Exercise:
Look for the string "true" in the listing below, then copy every line that has it.

Segment Open

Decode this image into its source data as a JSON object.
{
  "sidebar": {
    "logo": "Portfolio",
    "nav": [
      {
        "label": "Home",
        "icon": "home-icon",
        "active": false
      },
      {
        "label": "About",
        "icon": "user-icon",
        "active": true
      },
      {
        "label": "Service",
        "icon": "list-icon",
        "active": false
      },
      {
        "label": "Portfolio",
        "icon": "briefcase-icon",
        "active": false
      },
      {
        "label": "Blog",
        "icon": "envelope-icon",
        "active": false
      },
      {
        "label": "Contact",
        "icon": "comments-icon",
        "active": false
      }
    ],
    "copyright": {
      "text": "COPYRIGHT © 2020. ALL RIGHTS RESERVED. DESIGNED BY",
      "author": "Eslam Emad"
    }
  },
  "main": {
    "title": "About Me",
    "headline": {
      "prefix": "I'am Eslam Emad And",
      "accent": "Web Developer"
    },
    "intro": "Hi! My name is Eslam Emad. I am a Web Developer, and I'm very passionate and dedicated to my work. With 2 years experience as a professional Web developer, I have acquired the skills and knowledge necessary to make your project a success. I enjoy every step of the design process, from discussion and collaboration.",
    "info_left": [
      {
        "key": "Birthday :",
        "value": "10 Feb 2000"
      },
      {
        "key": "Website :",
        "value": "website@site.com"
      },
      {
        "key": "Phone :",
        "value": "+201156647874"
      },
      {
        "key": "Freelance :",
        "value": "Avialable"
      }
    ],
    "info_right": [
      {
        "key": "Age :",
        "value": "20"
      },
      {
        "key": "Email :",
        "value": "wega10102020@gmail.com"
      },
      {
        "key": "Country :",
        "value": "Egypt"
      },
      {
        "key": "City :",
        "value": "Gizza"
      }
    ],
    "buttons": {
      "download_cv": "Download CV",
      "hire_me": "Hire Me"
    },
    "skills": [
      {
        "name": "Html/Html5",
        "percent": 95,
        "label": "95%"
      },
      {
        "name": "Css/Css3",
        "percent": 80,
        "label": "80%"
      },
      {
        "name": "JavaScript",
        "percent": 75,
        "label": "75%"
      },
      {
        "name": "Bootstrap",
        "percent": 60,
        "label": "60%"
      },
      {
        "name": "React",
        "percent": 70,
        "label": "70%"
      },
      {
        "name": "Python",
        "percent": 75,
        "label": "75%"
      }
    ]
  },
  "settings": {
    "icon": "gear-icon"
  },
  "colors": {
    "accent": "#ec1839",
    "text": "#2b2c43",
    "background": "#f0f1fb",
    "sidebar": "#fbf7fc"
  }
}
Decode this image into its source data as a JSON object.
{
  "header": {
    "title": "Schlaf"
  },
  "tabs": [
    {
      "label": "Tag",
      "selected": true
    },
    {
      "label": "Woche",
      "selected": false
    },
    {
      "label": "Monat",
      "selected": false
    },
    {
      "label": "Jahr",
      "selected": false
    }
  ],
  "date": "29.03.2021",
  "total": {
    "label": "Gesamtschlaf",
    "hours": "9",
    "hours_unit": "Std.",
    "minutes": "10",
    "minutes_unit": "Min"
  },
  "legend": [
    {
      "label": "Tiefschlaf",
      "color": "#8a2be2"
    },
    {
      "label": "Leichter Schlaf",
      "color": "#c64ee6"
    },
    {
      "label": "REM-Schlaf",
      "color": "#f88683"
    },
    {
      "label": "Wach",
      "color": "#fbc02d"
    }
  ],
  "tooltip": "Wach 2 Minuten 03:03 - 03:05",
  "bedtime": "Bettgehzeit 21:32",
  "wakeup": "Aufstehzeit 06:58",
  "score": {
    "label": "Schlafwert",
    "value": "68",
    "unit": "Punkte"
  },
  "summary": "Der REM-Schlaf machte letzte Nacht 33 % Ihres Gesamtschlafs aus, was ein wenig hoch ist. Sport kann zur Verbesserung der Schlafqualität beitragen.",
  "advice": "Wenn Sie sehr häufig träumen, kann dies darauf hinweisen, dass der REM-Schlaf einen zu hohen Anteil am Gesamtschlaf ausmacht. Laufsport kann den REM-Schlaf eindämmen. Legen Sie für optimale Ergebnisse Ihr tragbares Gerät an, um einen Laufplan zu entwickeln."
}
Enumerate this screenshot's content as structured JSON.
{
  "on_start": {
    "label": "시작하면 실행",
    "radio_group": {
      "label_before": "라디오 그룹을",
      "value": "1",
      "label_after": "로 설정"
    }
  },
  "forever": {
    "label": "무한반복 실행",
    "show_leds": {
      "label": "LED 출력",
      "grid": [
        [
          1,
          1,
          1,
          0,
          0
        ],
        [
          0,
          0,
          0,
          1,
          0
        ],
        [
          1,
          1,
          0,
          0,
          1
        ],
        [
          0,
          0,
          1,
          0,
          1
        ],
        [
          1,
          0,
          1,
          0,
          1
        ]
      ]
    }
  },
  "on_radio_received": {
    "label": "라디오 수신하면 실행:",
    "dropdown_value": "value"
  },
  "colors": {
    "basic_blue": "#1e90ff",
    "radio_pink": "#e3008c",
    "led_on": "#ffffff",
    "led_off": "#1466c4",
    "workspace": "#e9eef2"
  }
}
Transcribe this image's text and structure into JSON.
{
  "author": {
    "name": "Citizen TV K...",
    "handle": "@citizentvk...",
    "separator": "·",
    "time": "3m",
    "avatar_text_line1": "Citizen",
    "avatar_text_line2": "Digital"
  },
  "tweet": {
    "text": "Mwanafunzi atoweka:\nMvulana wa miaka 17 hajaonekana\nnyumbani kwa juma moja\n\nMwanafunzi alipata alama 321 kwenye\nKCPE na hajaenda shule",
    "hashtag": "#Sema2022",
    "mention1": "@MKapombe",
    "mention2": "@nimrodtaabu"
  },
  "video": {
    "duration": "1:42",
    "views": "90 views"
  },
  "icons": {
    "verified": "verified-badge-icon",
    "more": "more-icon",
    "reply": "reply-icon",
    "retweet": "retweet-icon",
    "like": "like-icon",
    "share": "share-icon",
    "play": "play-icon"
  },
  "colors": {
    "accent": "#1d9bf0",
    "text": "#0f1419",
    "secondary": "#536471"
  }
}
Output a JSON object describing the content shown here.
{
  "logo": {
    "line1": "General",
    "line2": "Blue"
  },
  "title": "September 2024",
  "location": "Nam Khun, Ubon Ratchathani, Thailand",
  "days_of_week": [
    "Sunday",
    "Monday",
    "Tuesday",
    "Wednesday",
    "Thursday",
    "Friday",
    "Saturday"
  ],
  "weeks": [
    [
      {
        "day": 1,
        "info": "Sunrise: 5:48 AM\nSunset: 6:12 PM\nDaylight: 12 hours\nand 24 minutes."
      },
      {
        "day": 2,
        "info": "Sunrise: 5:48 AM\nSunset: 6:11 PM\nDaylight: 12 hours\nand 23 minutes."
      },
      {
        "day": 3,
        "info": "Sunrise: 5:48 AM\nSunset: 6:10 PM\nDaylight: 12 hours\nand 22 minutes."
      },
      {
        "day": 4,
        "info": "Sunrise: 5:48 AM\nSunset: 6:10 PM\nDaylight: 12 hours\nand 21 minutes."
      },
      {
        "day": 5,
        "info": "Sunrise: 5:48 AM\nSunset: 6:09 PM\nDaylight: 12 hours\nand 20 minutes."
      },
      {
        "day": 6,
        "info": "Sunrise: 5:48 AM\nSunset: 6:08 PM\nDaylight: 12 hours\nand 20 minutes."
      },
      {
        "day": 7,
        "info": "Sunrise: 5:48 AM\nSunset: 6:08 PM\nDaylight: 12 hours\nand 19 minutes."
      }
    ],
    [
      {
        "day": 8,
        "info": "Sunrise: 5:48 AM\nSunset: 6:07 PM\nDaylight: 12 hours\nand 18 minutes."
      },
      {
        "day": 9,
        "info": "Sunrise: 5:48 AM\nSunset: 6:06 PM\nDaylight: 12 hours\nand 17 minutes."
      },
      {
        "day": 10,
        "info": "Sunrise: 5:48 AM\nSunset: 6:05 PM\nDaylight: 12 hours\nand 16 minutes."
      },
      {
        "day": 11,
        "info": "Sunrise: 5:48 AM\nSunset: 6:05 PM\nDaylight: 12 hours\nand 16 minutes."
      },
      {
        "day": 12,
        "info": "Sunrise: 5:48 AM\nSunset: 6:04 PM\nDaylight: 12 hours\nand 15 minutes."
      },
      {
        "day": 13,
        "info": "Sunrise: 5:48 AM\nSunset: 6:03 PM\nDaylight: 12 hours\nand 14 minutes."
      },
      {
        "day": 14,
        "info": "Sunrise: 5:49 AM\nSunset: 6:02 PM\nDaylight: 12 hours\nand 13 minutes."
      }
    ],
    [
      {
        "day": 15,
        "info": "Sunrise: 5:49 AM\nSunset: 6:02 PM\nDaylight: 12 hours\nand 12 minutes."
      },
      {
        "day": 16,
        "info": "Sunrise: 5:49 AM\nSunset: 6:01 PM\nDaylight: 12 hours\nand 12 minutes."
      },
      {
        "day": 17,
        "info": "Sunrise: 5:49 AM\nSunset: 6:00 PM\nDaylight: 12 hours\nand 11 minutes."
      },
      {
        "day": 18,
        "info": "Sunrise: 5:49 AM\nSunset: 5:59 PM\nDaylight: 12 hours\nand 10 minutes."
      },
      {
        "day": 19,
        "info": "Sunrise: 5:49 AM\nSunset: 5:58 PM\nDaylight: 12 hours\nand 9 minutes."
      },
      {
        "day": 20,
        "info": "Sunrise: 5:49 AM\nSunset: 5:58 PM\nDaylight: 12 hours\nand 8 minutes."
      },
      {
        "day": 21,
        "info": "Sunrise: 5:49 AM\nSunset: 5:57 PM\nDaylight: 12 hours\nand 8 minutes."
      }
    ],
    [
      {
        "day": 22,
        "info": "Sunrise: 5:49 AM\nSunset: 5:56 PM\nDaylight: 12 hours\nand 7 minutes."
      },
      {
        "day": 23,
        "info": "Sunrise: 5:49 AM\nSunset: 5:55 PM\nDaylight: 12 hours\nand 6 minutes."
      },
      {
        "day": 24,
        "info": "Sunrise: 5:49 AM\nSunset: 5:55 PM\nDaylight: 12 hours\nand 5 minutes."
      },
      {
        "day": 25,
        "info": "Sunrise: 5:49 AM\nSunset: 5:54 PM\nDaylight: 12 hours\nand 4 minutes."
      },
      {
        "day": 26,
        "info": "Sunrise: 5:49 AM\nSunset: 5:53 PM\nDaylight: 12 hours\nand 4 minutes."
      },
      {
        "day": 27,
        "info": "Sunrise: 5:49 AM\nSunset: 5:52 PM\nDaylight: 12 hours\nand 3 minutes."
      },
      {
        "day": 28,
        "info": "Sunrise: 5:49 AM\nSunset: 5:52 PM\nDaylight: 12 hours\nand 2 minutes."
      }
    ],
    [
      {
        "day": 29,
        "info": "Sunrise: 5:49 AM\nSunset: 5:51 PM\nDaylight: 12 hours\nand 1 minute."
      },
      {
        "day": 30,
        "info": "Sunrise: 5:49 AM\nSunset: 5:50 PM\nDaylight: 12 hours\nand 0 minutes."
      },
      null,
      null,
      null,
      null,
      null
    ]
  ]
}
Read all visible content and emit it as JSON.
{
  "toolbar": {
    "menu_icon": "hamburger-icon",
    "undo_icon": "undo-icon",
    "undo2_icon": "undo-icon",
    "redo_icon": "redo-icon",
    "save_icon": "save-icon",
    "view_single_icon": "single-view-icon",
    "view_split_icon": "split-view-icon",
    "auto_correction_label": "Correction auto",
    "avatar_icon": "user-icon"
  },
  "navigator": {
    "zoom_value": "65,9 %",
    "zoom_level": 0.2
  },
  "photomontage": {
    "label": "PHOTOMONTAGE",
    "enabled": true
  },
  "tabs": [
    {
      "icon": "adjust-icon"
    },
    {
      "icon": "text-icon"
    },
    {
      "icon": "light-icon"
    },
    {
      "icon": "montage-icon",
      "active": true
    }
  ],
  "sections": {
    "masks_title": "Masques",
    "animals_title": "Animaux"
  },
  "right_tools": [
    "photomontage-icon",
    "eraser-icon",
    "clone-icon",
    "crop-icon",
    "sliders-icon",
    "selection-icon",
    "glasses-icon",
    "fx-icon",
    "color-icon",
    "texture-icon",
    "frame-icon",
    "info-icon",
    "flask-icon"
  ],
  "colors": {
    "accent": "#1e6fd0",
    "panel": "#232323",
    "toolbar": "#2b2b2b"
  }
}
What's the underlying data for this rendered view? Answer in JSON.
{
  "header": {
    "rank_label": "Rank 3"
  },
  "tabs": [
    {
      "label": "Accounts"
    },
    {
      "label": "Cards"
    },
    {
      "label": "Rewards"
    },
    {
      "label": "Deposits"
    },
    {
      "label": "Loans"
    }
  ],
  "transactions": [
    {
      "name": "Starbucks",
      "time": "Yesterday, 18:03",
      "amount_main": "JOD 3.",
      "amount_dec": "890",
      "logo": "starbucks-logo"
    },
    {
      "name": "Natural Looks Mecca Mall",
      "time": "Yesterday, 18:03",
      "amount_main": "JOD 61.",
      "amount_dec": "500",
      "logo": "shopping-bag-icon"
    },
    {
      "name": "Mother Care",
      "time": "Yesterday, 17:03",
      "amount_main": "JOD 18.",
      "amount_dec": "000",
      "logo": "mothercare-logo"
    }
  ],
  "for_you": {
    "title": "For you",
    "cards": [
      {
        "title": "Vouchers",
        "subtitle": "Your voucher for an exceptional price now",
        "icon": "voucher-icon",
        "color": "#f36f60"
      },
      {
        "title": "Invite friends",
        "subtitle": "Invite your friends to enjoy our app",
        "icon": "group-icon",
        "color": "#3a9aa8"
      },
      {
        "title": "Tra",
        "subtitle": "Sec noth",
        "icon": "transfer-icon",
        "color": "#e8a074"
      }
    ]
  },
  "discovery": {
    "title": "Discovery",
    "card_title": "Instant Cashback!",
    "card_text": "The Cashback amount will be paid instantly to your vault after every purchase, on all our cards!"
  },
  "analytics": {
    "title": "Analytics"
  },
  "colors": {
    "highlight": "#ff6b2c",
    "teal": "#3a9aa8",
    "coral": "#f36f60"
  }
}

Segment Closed

Answer space:
        "active": true
      "selected": true
    "enabled": true
      "active": true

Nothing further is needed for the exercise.